Scan the entries below for the string "placeholder" and copy every line where it turns up.

===== Records to use =====

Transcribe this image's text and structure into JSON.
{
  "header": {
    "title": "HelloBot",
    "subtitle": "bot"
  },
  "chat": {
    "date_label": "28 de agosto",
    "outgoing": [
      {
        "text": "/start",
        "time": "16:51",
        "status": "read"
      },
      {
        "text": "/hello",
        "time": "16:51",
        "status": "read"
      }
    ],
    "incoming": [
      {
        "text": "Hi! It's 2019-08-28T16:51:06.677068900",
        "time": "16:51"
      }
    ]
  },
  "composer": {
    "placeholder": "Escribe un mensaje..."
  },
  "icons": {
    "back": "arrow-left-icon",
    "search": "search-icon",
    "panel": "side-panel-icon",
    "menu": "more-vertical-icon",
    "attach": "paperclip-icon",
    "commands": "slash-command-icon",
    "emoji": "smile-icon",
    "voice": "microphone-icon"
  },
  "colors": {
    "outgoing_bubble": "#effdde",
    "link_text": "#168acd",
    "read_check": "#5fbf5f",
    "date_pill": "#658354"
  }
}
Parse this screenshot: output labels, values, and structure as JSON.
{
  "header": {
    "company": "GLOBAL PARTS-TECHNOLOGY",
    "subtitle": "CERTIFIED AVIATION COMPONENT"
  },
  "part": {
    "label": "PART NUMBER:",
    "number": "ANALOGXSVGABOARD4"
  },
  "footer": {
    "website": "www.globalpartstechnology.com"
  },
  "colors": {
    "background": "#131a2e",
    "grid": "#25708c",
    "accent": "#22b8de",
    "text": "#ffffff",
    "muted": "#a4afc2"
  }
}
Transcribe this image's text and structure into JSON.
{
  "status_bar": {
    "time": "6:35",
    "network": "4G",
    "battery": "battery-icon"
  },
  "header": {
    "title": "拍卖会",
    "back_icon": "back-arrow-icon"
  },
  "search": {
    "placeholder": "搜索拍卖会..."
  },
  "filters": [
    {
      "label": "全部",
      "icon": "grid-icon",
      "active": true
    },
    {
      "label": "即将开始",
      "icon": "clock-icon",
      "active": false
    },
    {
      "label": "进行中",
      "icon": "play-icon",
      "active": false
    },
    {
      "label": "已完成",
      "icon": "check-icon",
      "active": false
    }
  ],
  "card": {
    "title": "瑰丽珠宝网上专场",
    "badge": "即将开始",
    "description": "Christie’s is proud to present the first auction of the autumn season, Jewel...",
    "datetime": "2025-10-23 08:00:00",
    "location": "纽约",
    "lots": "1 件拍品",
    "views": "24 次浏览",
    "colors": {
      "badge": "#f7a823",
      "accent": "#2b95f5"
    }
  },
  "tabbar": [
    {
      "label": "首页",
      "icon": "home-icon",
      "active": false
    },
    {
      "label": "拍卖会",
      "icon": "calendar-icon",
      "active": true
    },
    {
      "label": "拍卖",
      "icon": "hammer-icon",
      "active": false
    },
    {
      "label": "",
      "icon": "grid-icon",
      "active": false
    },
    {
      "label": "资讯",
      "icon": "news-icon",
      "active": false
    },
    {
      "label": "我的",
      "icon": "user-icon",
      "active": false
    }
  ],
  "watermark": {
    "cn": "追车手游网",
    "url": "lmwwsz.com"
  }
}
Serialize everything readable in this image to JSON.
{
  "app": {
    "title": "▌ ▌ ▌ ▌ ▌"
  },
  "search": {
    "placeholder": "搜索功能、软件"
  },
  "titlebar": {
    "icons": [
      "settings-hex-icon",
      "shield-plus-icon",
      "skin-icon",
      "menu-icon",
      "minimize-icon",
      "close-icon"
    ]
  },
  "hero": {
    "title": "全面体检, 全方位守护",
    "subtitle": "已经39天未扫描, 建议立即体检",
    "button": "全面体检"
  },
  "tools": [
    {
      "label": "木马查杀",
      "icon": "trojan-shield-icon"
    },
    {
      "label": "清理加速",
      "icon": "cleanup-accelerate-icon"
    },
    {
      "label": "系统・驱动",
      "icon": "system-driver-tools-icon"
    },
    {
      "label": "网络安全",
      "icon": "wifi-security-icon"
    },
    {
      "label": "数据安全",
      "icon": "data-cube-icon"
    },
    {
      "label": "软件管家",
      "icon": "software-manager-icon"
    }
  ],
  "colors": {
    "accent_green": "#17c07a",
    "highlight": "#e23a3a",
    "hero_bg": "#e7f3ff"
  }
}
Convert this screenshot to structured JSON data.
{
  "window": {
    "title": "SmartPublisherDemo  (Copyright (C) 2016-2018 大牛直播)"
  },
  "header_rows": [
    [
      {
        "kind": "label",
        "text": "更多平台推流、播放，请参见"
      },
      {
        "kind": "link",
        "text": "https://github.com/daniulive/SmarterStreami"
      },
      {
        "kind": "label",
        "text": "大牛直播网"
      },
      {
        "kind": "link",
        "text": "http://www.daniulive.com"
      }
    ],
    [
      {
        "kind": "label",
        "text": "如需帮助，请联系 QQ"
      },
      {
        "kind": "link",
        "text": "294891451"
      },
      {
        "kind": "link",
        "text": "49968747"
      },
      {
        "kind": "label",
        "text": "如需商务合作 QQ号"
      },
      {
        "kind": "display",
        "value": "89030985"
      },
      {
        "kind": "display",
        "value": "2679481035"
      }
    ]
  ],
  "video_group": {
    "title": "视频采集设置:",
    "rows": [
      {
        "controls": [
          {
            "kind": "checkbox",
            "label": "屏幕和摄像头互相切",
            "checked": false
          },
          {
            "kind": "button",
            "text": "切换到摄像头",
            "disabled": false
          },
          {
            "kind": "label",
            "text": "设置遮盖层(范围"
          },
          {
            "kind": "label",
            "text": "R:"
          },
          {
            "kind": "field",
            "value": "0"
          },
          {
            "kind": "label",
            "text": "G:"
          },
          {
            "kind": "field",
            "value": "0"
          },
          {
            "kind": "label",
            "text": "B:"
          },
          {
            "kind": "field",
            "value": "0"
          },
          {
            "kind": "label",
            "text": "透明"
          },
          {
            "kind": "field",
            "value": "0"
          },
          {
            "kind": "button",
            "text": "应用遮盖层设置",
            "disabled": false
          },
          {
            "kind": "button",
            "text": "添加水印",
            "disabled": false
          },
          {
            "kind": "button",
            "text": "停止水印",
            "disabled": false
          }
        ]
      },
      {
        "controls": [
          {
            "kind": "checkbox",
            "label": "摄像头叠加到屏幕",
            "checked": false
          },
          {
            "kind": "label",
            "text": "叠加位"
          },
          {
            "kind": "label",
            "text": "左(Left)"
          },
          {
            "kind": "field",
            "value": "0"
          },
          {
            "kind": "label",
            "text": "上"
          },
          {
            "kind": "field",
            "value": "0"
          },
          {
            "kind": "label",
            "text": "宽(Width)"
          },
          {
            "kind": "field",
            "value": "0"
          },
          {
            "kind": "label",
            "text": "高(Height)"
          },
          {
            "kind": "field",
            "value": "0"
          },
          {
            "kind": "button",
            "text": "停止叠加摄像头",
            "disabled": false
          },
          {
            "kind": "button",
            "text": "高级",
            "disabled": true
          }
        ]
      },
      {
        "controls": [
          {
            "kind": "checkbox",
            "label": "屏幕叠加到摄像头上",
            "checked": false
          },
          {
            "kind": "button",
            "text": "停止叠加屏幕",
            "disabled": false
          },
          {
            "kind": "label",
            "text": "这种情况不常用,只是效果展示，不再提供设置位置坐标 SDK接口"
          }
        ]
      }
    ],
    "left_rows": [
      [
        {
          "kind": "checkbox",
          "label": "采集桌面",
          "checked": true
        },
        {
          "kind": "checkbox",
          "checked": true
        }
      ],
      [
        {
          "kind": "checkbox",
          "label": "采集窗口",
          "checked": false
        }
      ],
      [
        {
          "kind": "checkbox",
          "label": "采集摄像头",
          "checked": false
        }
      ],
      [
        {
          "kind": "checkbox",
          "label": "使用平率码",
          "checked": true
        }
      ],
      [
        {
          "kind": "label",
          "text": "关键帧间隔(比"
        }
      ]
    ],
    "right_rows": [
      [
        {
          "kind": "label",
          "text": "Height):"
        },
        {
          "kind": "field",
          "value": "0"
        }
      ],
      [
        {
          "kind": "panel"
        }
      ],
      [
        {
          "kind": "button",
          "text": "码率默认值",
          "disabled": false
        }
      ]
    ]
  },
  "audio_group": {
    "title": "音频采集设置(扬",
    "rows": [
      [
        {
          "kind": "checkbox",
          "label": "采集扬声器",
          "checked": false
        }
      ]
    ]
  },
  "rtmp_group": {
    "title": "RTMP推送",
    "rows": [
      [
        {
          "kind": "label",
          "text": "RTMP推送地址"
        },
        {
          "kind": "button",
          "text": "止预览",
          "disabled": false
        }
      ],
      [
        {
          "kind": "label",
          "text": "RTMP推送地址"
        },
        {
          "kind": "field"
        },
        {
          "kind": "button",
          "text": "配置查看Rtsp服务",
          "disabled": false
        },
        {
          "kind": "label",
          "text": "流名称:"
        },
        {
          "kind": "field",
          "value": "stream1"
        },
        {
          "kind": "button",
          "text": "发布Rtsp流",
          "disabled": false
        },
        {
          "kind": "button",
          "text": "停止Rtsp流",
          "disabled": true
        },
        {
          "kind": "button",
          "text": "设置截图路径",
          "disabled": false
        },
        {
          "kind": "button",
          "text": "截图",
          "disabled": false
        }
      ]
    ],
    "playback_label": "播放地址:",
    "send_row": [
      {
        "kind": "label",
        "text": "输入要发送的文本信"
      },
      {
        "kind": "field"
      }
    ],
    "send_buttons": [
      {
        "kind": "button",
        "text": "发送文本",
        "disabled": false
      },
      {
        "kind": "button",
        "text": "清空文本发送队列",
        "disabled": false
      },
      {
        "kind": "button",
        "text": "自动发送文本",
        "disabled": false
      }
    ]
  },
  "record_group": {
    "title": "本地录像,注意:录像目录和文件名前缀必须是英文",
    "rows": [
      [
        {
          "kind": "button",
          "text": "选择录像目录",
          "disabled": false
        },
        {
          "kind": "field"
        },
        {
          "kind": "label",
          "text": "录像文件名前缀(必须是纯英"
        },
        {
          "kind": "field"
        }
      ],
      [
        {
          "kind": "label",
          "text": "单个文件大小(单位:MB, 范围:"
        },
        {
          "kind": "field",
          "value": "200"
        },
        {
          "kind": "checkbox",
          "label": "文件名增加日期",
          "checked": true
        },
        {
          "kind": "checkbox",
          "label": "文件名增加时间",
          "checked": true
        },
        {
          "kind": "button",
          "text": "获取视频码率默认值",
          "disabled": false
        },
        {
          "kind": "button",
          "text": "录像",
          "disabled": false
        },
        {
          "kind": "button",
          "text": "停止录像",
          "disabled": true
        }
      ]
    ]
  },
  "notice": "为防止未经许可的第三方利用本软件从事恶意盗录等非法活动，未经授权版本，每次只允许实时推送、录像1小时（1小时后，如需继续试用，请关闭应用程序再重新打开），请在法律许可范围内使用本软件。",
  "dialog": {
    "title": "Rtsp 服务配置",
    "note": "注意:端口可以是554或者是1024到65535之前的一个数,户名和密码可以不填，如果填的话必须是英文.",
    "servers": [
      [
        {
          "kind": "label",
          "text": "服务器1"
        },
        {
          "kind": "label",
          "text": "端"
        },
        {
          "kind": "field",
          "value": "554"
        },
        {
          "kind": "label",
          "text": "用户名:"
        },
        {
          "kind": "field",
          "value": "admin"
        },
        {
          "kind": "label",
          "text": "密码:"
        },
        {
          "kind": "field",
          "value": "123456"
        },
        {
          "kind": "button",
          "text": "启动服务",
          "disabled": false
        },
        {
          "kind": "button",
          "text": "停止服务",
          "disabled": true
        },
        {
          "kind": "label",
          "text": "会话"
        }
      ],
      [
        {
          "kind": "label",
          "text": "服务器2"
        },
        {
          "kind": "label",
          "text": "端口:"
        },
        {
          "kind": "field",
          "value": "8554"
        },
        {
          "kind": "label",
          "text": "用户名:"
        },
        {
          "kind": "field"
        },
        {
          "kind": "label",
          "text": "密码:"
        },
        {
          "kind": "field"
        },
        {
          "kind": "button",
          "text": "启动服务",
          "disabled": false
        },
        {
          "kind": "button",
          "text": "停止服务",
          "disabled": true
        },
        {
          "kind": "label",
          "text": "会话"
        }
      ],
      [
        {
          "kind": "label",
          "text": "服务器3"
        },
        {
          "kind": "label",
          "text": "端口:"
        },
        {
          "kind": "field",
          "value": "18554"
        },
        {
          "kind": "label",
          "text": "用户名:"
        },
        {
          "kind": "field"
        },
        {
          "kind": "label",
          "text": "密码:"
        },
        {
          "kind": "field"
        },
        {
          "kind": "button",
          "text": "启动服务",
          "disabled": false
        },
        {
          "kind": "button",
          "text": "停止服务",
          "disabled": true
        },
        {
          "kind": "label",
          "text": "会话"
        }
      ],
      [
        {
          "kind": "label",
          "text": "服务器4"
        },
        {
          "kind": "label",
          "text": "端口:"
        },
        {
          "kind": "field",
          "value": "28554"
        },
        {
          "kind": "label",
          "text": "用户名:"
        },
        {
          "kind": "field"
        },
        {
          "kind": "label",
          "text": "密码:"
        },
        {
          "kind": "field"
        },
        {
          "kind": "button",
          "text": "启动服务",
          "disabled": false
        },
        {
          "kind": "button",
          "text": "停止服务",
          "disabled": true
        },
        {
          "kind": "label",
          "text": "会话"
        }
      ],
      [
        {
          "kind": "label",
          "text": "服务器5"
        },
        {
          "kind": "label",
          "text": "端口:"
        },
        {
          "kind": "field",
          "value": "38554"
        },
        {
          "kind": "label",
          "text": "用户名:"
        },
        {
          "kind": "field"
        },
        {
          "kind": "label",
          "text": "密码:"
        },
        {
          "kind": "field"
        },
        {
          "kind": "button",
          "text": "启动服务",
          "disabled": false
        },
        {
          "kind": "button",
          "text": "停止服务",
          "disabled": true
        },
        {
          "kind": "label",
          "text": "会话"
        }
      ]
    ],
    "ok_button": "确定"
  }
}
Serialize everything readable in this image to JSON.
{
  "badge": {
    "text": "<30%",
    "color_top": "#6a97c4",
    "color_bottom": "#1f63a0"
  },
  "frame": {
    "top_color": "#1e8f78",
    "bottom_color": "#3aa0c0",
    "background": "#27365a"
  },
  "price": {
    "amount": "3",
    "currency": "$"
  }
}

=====

* _Exercise response_
    "placeholder": "Escribe un mensaje..."
    "placeholder": "搜索拍卖会..."
    "placeholder": "搜索功能、软件"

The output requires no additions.